Mine is located at "C:\Users\Rory.Becker.MyDomain\AppData\Roaming\CodeRush for VS .NET\1.1\Settings\Editor\Templates"

In this folder I have a number of files. I am only interested in rebuilding my Visual Basic ones but you should be able to find suitable files for each language you have been using.

If you are also working with VB.Net, then you should at this point delete (or Move if you're paranoid) 'templates.Basic.bin' and 'templates.Basic.xml'.

Rebuild your Templates.

Next you'll need to perform the actual rebuild.

-------------------------------------------------------------Follow these steps to get to the Templates options page:

1. From the DevExpress menu, select "Options...".
2. In the tree view on the left, navigate to this folder:


3. Select the "Templates" options page.

Now if you make sure of viewing the templates for the language that you wanted to rebuild, you will find that all the standard templates are back.

Next you'll want to Import your Custom Templates

How to Import CodeRush Templates

-------------------------------------------------------------Follow these steps to get to the Templates options page:

1. From the DevExpress menu, select "Options...".
2. In the tree view on the left, navigate to this folder:


3. Select the "Templates" options page.


  1. Select the folder containing the templates that you wish to export.
  2. Right Click the Folder
  3. Select Import Templatesimage 
  4. Locate an XML file containing previously exported Templates.
  5. Click Ok and you're done.

How to Export CodeRush Templates

So why would you want to export templates anyway?

Well Imagine that you've just downloaded the latest CodeRush build. version 3.0.5 at the time of writing.

Clearly you want to be able to take advantage of all the new templates that the geniuses (is that a word - Seems like it should be Genii) at DevExpress may have added.

But CodeRush is polite and understands that you may have added your own customizations to the existing template set and so the behaviour for CodeRush is to not alter your existing Templates (Stored in your Profile) but to do nothing ... just in case.

But you still want your new templates right?

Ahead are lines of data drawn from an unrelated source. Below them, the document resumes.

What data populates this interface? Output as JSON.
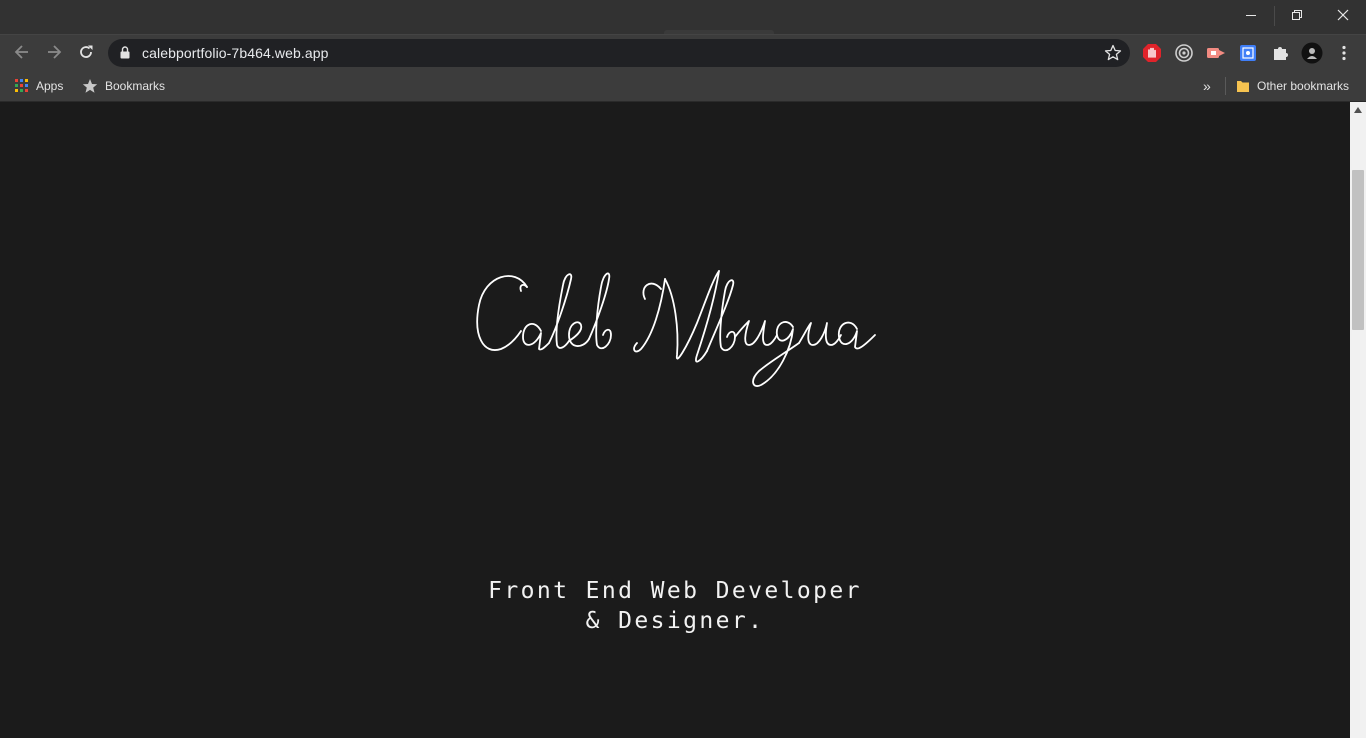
{
  "browser": {
    "url": "calebportfolio-7b464.web.app",
    "bookmarks_bar": {
      "apps_label": "Apps",
      "bookmarks_label": "Bookmarks",
      "other_bookmarks_label": "Other bookmarks",
      "overflow_label": "»"
    },
    "window_controls": [
      "minimize",
      "restore",
      "close"
    ],
    "extensions": [
      "adblock-icon",
      "circle-target-icon",
      "screen-share-icon",
      "blue-box-icon",
      "puzzle-icon"
    ]
  },
  "page": {
    "logo_text": "Caleb Mbugua",
    "subtitle_line1": "Front End Web Developer",
    "subtitle_line2": "& Designer."
  },
  "colors": {
    "page_background": "#1b1b1b",
    "text": "#f2f2f2",
    "toolbar": "#3c3c3c",
    "omnibox": "#202124"
  }
}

So how do you do it?

Well first you organise your own templates in a folder called (by convention) "custom". Then you export that folder of Templates and then ask CodeRush to rebuild you templates from scratch and finally Import your own templates back into CodeRush.

Simple right?

Well yes, but just in case, I have provided steps for each.

Exporting you custom Templates.

-------------------------------------------------------------Follow these steps to get to the Templates options page:

1. From the DevExpress menu, select "Options...".
2. In the tree view on the left, navigate to this folder:


3. Select the "Templates" options page.


  1. Select the folder containing the templates that you wish to export.
  2. Right Click the Folder
  3. Select Export Folder image
  4. Select a location on disk to export to.
  5. Click Ok and you're done.